[Data records]
——————

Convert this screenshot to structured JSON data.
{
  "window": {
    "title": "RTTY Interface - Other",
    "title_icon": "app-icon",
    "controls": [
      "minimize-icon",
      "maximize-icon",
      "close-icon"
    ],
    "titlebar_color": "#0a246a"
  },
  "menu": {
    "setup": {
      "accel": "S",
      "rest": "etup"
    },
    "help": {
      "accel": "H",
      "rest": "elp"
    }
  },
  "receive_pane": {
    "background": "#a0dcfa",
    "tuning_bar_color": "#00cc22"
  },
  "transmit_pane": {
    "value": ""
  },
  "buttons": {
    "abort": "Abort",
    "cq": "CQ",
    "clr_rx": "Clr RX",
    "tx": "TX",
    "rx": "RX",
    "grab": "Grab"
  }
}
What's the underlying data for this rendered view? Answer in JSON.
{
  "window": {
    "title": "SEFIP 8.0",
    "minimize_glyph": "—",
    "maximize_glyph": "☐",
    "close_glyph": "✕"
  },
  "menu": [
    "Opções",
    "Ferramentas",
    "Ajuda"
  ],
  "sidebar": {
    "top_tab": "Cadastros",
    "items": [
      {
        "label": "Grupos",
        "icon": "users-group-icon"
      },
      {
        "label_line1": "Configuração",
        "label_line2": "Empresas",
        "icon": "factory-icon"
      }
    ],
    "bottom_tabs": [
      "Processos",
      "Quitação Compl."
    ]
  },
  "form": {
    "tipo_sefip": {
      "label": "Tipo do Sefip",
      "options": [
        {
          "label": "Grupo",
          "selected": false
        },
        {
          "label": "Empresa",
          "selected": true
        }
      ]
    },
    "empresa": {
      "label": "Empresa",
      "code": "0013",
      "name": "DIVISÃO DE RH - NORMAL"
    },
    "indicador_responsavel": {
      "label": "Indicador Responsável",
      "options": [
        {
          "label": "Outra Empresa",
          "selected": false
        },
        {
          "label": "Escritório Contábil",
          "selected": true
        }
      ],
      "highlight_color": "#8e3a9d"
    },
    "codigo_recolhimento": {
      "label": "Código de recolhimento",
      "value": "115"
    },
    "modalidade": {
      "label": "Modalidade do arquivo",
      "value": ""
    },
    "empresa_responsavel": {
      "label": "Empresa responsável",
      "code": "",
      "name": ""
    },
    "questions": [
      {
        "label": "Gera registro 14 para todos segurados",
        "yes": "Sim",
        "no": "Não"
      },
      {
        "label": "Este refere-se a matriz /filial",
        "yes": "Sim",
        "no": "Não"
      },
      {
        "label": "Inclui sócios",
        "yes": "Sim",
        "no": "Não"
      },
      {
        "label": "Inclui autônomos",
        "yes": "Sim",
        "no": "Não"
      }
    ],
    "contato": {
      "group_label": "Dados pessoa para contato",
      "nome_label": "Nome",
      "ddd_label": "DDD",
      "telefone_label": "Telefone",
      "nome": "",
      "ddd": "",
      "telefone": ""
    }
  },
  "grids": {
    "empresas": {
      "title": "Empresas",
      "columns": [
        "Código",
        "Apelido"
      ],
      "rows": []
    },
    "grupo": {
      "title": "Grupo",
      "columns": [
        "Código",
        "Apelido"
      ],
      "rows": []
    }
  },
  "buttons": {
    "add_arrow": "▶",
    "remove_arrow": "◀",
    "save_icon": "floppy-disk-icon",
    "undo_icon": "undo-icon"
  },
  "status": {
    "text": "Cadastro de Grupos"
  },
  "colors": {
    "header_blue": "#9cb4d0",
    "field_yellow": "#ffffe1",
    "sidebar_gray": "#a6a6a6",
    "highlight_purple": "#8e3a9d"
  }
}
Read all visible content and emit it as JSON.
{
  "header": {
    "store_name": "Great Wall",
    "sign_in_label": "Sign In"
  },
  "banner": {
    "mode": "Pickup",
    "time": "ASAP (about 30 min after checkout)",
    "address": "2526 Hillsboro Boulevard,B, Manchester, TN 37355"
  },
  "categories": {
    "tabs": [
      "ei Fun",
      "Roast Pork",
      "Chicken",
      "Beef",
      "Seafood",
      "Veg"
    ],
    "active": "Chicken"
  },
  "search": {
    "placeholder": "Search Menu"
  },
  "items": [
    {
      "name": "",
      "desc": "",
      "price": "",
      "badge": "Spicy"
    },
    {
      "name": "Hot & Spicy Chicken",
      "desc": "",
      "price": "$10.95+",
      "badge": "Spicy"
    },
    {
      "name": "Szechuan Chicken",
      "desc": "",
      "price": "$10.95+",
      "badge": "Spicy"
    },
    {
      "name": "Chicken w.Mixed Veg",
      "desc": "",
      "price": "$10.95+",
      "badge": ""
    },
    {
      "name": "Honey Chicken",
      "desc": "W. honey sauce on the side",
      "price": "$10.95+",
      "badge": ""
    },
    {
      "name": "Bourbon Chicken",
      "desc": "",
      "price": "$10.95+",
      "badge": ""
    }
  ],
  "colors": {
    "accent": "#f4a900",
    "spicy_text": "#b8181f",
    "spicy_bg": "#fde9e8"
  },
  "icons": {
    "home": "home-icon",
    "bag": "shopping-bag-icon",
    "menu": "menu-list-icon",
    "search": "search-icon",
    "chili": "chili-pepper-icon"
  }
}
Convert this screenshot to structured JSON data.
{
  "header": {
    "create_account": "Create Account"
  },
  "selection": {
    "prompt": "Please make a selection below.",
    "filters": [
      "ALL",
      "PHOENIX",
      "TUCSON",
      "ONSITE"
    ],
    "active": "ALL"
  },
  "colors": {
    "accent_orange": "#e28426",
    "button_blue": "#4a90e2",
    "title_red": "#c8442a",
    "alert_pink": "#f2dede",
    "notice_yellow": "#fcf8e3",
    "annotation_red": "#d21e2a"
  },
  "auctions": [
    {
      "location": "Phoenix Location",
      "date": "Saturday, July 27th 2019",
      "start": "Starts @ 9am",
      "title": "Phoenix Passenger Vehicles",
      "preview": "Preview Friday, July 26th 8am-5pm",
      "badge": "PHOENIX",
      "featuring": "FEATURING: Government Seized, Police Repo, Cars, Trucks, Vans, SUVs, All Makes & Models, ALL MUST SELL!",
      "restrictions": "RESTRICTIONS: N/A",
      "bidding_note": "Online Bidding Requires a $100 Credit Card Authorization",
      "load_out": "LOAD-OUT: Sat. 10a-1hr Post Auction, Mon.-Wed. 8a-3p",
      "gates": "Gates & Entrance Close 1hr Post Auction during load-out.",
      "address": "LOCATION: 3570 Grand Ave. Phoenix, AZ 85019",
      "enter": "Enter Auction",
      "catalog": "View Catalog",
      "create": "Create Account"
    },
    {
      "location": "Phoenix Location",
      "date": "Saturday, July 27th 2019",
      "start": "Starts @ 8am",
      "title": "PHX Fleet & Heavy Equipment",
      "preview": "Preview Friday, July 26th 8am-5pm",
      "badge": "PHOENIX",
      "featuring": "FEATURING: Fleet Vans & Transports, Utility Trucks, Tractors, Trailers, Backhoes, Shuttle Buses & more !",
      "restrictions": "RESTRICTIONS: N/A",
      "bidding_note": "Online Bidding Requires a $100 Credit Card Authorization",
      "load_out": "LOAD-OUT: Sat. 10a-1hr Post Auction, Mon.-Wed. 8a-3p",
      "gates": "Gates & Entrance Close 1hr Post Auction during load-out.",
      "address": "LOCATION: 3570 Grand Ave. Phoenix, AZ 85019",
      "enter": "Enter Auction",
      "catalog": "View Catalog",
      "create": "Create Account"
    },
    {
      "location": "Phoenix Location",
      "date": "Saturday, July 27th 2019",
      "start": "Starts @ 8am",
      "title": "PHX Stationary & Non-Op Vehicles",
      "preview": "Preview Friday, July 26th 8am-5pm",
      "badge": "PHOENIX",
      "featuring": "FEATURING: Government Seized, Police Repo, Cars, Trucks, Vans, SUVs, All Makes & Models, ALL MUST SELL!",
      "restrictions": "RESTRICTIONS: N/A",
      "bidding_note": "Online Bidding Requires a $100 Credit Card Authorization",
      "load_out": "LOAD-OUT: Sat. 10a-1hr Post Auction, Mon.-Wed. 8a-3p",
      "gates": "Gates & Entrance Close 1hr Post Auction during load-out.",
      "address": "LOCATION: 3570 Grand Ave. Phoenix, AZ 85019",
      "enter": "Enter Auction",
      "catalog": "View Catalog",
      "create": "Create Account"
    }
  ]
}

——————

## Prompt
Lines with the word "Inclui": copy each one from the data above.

## Your response
        "label": "Inclui sócios",
        "label": "Inclui autônomos",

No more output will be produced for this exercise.